-------- PROVIDED RECORDS --------
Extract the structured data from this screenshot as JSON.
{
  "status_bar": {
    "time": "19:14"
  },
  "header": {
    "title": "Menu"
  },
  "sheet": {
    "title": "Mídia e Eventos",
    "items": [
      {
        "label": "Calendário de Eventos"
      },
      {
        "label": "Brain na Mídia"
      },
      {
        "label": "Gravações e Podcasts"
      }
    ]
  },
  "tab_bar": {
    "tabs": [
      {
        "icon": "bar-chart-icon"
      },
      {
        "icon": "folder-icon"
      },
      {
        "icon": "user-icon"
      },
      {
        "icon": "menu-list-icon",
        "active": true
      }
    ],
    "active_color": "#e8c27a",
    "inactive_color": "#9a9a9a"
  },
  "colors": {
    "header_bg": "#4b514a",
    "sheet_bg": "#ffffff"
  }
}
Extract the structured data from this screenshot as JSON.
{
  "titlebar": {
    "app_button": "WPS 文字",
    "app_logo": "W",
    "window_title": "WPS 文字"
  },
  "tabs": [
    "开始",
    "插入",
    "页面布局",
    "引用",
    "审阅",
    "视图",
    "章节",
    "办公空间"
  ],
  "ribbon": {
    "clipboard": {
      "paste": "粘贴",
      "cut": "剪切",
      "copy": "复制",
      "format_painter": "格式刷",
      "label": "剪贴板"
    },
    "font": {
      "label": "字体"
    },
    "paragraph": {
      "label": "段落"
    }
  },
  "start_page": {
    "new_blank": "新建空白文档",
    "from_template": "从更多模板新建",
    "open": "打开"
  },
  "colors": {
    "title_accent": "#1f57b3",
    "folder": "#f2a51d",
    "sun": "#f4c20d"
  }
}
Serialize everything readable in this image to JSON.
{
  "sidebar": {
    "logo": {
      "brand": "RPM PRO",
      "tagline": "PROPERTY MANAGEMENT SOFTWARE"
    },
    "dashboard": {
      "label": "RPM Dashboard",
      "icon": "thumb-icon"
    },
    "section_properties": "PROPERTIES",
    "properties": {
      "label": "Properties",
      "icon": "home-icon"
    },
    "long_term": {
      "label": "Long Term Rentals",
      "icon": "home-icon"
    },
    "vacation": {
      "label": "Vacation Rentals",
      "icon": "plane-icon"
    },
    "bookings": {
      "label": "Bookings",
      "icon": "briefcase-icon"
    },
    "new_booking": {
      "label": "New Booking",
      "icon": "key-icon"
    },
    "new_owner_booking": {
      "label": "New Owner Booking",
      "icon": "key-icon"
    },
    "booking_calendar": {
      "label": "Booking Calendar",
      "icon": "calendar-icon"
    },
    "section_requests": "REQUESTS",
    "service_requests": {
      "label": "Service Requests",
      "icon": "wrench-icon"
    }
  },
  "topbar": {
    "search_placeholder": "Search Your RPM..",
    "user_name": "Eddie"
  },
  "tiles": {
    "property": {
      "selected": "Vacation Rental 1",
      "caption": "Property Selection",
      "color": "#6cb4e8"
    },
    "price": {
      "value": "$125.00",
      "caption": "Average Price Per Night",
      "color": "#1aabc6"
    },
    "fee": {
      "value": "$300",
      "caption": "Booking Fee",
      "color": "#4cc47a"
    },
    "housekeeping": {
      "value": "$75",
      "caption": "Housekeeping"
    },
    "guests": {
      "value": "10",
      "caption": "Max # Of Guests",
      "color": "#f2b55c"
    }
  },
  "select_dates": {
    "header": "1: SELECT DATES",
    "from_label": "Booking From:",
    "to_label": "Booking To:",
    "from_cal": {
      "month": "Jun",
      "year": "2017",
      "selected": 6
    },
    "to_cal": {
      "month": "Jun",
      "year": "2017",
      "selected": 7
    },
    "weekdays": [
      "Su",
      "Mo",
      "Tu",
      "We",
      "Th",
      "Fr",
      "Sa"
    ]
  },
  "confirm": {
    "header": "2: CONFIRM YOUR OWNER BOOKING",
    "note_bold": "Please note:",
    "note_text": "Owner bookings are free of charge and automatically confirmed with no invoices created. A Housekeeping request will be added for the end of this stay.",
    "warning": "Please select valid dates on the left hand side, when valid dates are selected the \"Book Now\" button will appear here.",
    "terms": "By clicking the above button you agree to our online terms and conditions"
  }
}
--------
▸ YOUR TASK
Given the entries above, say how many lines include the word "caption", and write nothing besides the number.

▸ SOLUTION FOR THIS PROBLEM
5